→ Page and application data records:
• • •

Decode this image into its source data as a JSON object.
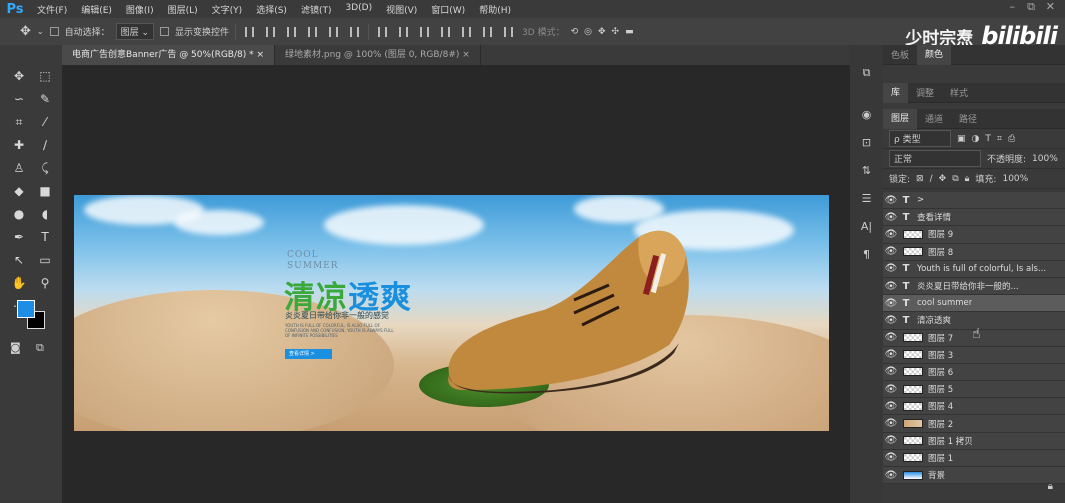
{
  "app": {
    "logo": "Ps"
  },
  "menu": [
    "文件(F)",
    "编辑(E)",
    "图像(I)",
    "图层(L)",
    "文字(Y)",
    "选择(S)",
    "滤镜(T)",
    "3D(D)",
    "视图(V)",
    "窗口(W)",
    "帮助(H)"
  ],
  "window_controls": {
    "minimize": "–",
    "restore": "⧉",
    "close": "✕"
  },
  "options": {
    "auto_select_label": "自动选择：",
    "auto_select_value": "图层",
    "show_transform_label": "显示变换控件",
    "mode_3d_label": "3D 模式："
  },
  "watermark": {
    "author": "少时宗焘",
    "platform": "bilibili"
  },
  "tabs": [
    {
      "label": "电商广告创意Banner广告 @ 50%(RGB/8) *"
    },
    {
      "label": "绿地素材.png @ 100% (图层 0, RGB/8#)"
    }
  ],
  "tab_close": "×",
  "banner": {
    "cool": "COOL",
    "summer": "SUMMER",
    "title_a": "清凉",
    "title_b": "透爽",
    "subtitle": "炎炎夏日带给你非一般的感觉",
    "english": "YOUTH IS FULL OF COLORFUL, IS ALSO FULL OF CONFUSION AND CONFUSION, YOUTH IS ALWAYS FULL OF INFINITE POSSIBILITIES",
    "button": "查看详情   >"
  },
  "panels": {
    "row1": [
      {
        "label": "色板"
      },
      {
        "label": "颜色"
      }
    ],
    "row2": [
      {
        "label": "库"
      },
      {
        "label": "调整"
      },
      {
        "label": "样式"
      }
    ],
    "row3": [
      {
        "label": "图层"
      },
      {
        "label": "通道"
      },
      {
        "label": "路径"
      }
    ]
  },
  "layers_panel": {
    "filter_label": "ρ 类型",
    "blend_mode": "正常",
    "opacity_label": "不透明度:",
    "opacity_value": "100%",
    "lock_label": "锁定:",
    "fill_label": "填充:",
    "fill_value": "100%"
  },
  "layers": [
    {
      "type": "text",
      "name": ">"
    },
    {
      "type": "text",
      "name": "查看详情"
    },
    {
      "type": "image",
      "name": "图层 9"
    },
    {
      "type": "image",
      "name": "图层 8"
    },
    {
      "type": "text",
      "name": "Youth is full of colorful, Is als..."
    },
    {
      "type": "text",
      "name": "炎炎夏日带给你非一般的..."
    },
    {
      "type": "text",
      "name": "cool summer"
    },
    {
      "type": "text",
      "name": "清凉透爽"
    },
    {
      "type": "image",
      "name": "图层 7"
    },
    {
      "type": "image",
      "name": "图层 3"
    },
    {
      "type": "image",
      "name": "图层 6"
    },
    {
      "type": "image",
      "name": "图层 5"
    },
    {
      "type": "image",
      "name": "图层 4"
    },
    {
      "type": "image",
      "name": "图层 2",
      "thumb": "sand"
    },
    {
      "type": "image",
      "name": "图层 1 拷贝"
    },
    {
      "type": "image",
      "name": "图层 1"
    },
    {
      "type": "image",
      "name": "背景",
      "thumb": "sky"
    }
  ],
  "colors": {
    "accent": "#31a8ff",
    "title_green": "#3aa83b",
    "title_blue": "#1a8fde",
    "foreground": "#1e8de6",
    "background": "#000000"
  }
}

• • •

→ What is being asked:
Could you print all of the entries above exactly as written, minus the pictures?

→ Answer to this problem:
Decode this image into its source data as a JSON object.
{
  "app": {
    "logo": "Ps"
  },
  "menu": [
    "文件(F)",
    "编辑(E)",
    "图像(I)",
    "图层(L)",
    "文字(Y)",
    "选择(S)",
    "滤镜(T)",
    "3D(D)",
    "视图(V)",
    "窗口(W)",
    "帮助(H)"
  ],
  "window_controls": {
    "minimize": "–",
    "restore": "⧉",
    "close": "✕"
  },
  "options": {
    "auto_select_label": "自动选择：",
    "auto_select_value": "图层",
    "show_transform_label": "显示变换控件",
    "mode_3d_label": "3D 模式："
  },
  "watermark": {
    "author": "少时宗焘",
    "platform": "bilibili"
  },
  "tabs": [
    {
      "label": "电商广告创意Banner广告 @ 50%(RGB/8) *"
    },
    {
      "label": "绿地素材.png @ 100% (图层 0, RGB/8#)"
    }
  ],
  "tab_close": "×",
  "banner": {
    "cool": "COOL",
    "summer": "SUMMER",
    "title_a": "清凉",
    "title_b": "透爽",
    "subtitle": "炎炎夏日带给你非一般的感觉",
    "english": "YOUTH IS FULL OF COLORFUL, IS ALSO FULL OF CONFUSION AND CONFUSION, YOUTH IS ALWAYS FULL OF INFINITE POSSIBILITIES",
    "button": "查看详情   >"
  },
  "panels": {
    "row1": [
      {
        "label": "色板"
      },
      {
        "label": "颜色"
      }
    ],
    "row2": [
      {
        "label": "库"
      },
      {
        "label": "调整"
      },
      {
        "label": "样式"
      }
    ],
    "row3": [
      {
        "label": "图层"
      },
      {
        "label": "通道"
      },
      {
        "label": "路径"
      }
    ]
  },
  "layers_panel": {
    "filter_label": "ρ 类型",
    "blend_mode": "正常",
    "opacity_label": "不透明度:",
    "opacity_value": "100%",
    "lock_label": "锁定:",
    "fill_label": "填充:",
    "fill_value": "100%"
  },
  "layers": [
    {
      "type": "text",
      "name": ">"
    },
    {
      "type": "text",
      "name": "查看详情"
    },
    {
      "type": "image",
      "name": "图层 9"
    },
    {
      "type": "image",
      "name": "图层 8"
    },
    {
      "type": "text",
      "name": "Youth is full of colorful, Is als..."
    },
    {
      "type": "text",
      "name": "炎炎夏日带给你非一般的..."
    },
    {
      "type": "text",
      "name": "cool summer"
    },
    {
      "type": "text",
      "name": "清凉透爽"
    },
    {
      "type": "image",
      "name": "图层 7"
    },
    {
      "type": "image",
      "name": "图层 3"
    },
    {
      "type": "image",
      "name": "图层 6"
    },
    {
      "type": "image",
      "name": "图层 5"
    },
    {
      "type": "image",
      "name": "图层 4"
    },
    {
      "type": "image",
      "name": "图层 2",
      "thumb": "sand"
    },
    {
      "type": "image",
      "name": "图层 1 拷贝"
    },
    {
      "type": "image",
      "name": "图层 1"
    },
    {
      "type": "image",
      "name": "背景",
      "thumb": "sky"
    }
  ],
  "colors": {
    "accent": "#31a8ff",
    "title_green": "#3aa83b",
    "title_blue": "#1a8fde",
    "foreground": "#1e8de6",
    "background": "#000000"
  }
}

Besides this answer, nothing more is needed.